This was my second time through, the first was back in 1991..
Not sure if this is a new edition and expanded, but mine is a 120 page hardback large format.
Amazing well written for a math book. Get ready for an education on the history and development of mathematics from the perspective of christian thought. The one subject that is thought to be amoral or agnostic, but once again we learn that God is transcendent.
Though I struggled with math in high school, I loved this book. It took the wonders of creation and stated them in numerical form, giving both the numbers and physical creation a beauty I hadn't seen before.
James B.
Nickel has done a good job presenting a Christian view of mathematics, arranged historically. My only complaint is that too many sections are incomplete -- I wanted more!
I LOVED this book! A LOT of it was way over my head and I read it over an over and over again because I loved it so much :D It is BeautyFul...
Again a fascinating book lent to me by Steph. I am SO excited to read it!
Karen L.
Jun 18, 2010 Karen L. marked it as to-read
I am not a math person, but as a home school mom, am trying to change that.
Scott Mitts
Awesome. Increased my love for both God and math.
Cosmology, ontology, axiology, soteriology, epistemology, ethics, and teleology. Mathematics provides insight into each of these field of study. This is a provocative writing for those that have a basic appreciation for science from a biblical worldview. Readily understandable.
Marita marked it as to-read
May 20, 2015
Happyguy marked it as to-read
May 15, 2015
Adventurous Saikat
Adventurous Saikat marked it as to-read
May 13, 2015
Lobna marked it as to-read
May 12, 2015
Michelle marked it as to-read
May 12, 2015
William Schram
William Schram marked it as to-read
May 10, 2015
« previous 1 3 4 5 6 7 8 9 10 11 next »
There are no discussion topics on this book yet. Be the first to start one »
  • Beauty for Truth's Sake: On the Reenchantment of Education
  • By This Standard: The Authority of God's Law Today
  • The Institutes of Biblical Law, Volume 1 of 3
  • Letter from a Christian Citizen: A Response to "Letter to a Christian Nation" by Sam Harris
  • Math and the Mona Lisa: The Art and Science of Leonardo da Vinci
  • The Mathematical Universe: An Alphabetical Journey Through the Great Proofs, Problems, and Personalities
  • The Life and Campaigns of Stonewall Jackson
  • Letters to a Young Mathematician
  • John G. Paton: Missionary to the New Hebrides
  • Annals of the World
  • The Colossal Book of Mathematics
  • Ten Ways to Destroy the Imagination of Your Child
  • Mathematical Mysteries
  • Calculated Risks: How to Know When Numbers Deceive You
  • Home-Making
  • An Introduction to the Theory of Numbers
  • Saving Leonardo: A Call to Resist the Secular Assault on Mind, Morals, and Meaning
  • A Mathematician's Lament: How School Cheats Us Out of Our Most Fascinating and Imaginative Art Form
James Nickel holds degrees in mathematics (B.A.), theology (B.Th. and B.Miss.), and education (M.A.). He is also a candidate for the M.S. degree (Master of Science in Mathematics with a Teaching Option) from Texas A&M University.

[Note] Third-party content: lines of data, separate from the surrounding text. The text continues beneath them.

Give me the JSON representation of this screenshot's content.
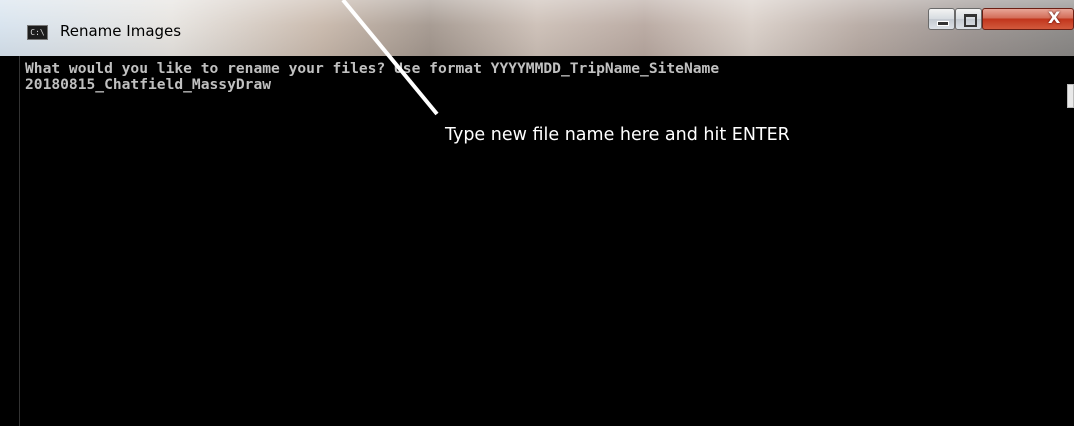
{
  "window": {
    "title": "Rename Images",
    "icon": "console-icon",
    "icon_text": "C:\\",
    "buttons": {
      "minimize": "minimize-icon",
      "maximize": "maximize-icon",
      "close": "close-icon"
    },
    "close_glyph": "X"
  },
  "console": {
    "lines": [
      "What would you like to rename your files? Use format YYYYMMDD_TripName_SiteName",
      "20180815_Chatfield_MassyDraw"
    ],
    "background": "#000000",
    "text_color": "#c0c0c0"
  },
  "annotation": {
    "text": "Type new file name here and hit ENTER",
    "color": "#ffffff"
  }
}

He is married with three grown children and living in Wenatchee, Washington.

More about James Nickel...
Lift Up Your Eyes On High (Understanding The Stars) Making Sense of Human Rights The Incarnation of the Word and the Transformation of the Landscape of Mathematics Democracy in a Global World: Human Rights and Political Participation in the 21st Century The Idea of a Political Liberalism: Essays on Rawls

Share This Book